Massachusetts legislation that would drastically boost funding for public colleges has gained significant support among state lawmakers.
Dozens of legislators have signed onto the Cherish Act, which would send more than $500 million in additional funding to public colleges annually over five years.
The bill sponsors say it means to correct middling state investments in postsecondary education that has resulted in students bearing more costs.
Supporters of the proposed legislation have promoted it by referencing a 2014 report from the Higher Education Finance Commission, a group including college presidents, lawmakers and other education officials that studied the state's higher education funding model.
The commission found state appropriations per full-time equivalent student peaked at $12,184 in fiscal year 2001. Public higher education funding has fallen about 30% since that year, according to the bill's chief sponsor in the Senate, state Sen. Jo Comerford, a Democrat.
As state funding dropped, colleges raised students' tuition and fees to compensate, according to the commission. Public schools, including community colleges, increased mandatory fees by 53% from fiscal 2005 through fiscal 2014, the report states.
The Cherish Act's proponents said it would rectify these problems by requiring the state to fund public institutions to at least the per-student amount during fiscal 2001, after adjusting for inflation. This would occur over a five-year schedule that would begin in fiscal 2022.
Public colleges would also have to freeze tuition and fees through fiscal 2026, but only if the state continued to fund them at the levels the bill mandates.
The bill has attracted significant support, with at least 80 state representatives and about 30 state senators endorsing it, according to the Massachusetts Teachers Association, which is also backing the proposal. It has been introduced previously but never passed the legislature.
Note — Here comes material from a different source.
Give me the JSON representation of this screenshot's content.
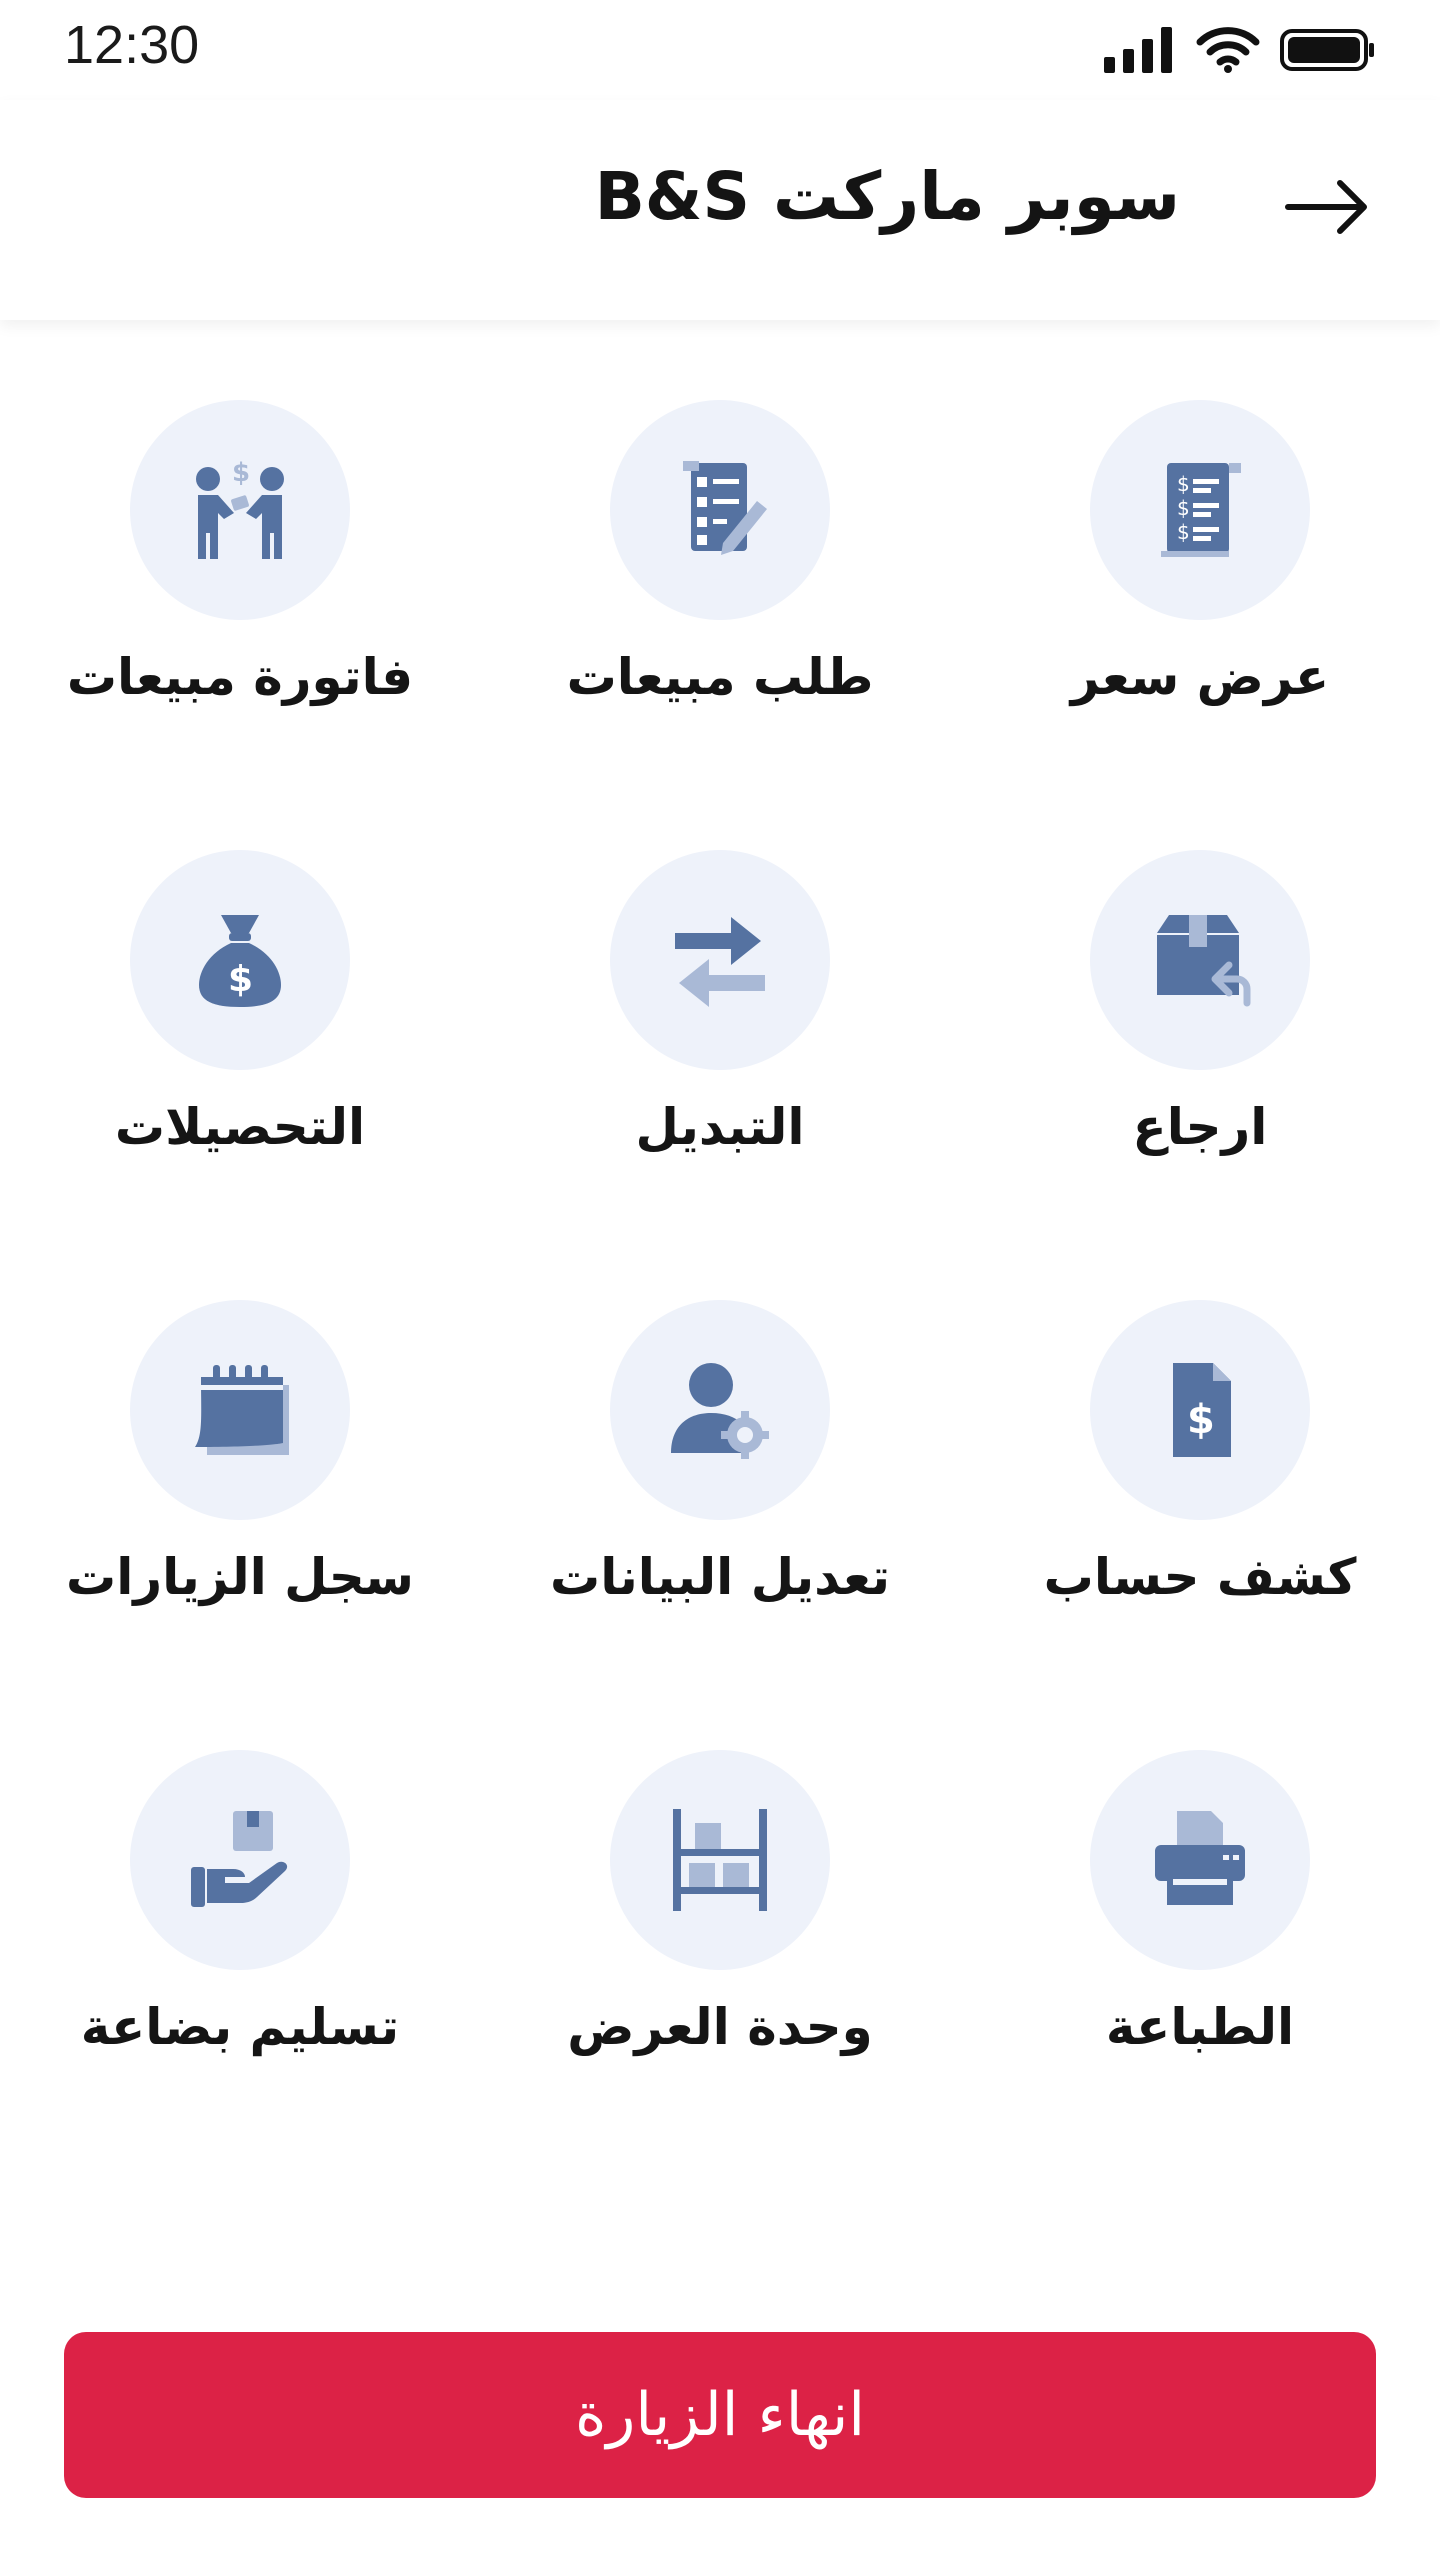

Higher ed funding in many states has become much more uncertain amid the economic turmoil of the coronavirus pandemic. While state money for postsecondary ed rose nearly 3% in fiscal 2020, according to the State Higher Education Executive Officers Association, it is expected to decline in most states in fiscal 2021. Massachusetts was was at about the U.S. average on a funding per student basis in 2020, SHEEO found.